Was this review helpful to you? Yes No Sending feedback...
Thank you for your feedback. If this review is inappropriate, please let us know.
Sorry, we failed to record your vote. Please try again.
By Mark Chrisco on March 9 2002
Format: Mass Market Paperback
I've had this book for over a year and after several stops and starts, finally finished. The bottom line is "The Swordsman's Oath" is just not as good as the previous novel in the series. I liked the story and the characters, who really seem to live and breathe, but Juliet McKenna really has overwritten the narrative this time around. The 500+ page book would have been greatly improved by the editing of 50-75 pages of unnessary detail. On the positive side, the author really knows how to write for character, especially Ryshad this time around. Every one appearing along the way is fully realized and three dimensional. It seems this book has introduced more than a few characters who may be major players in future volumes. So, not as good does not mean bad, only more...challenging than what has past. Recommended.
Was this review helpful to you? Yes No Sending feedback...
Thank you for your feedback. If this review is inappropriate, please let us know.
Sorry, we failed to record your vote. Please try again.

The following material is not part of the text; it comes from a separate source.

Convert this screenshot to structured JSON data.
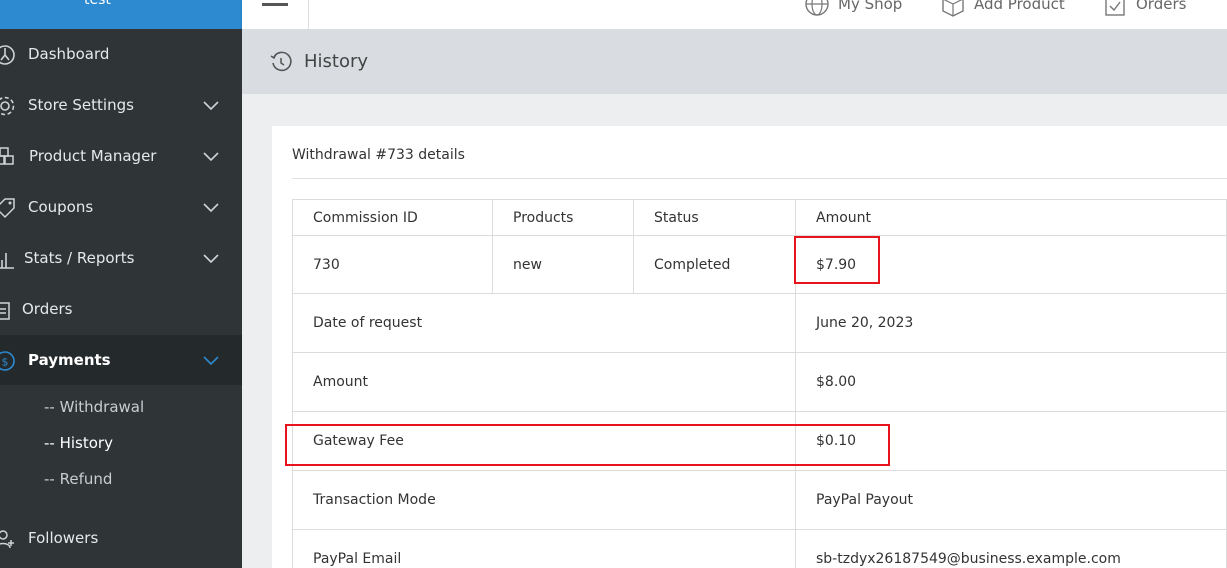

Most recent customer reviews


Look for similar items by category


Feedback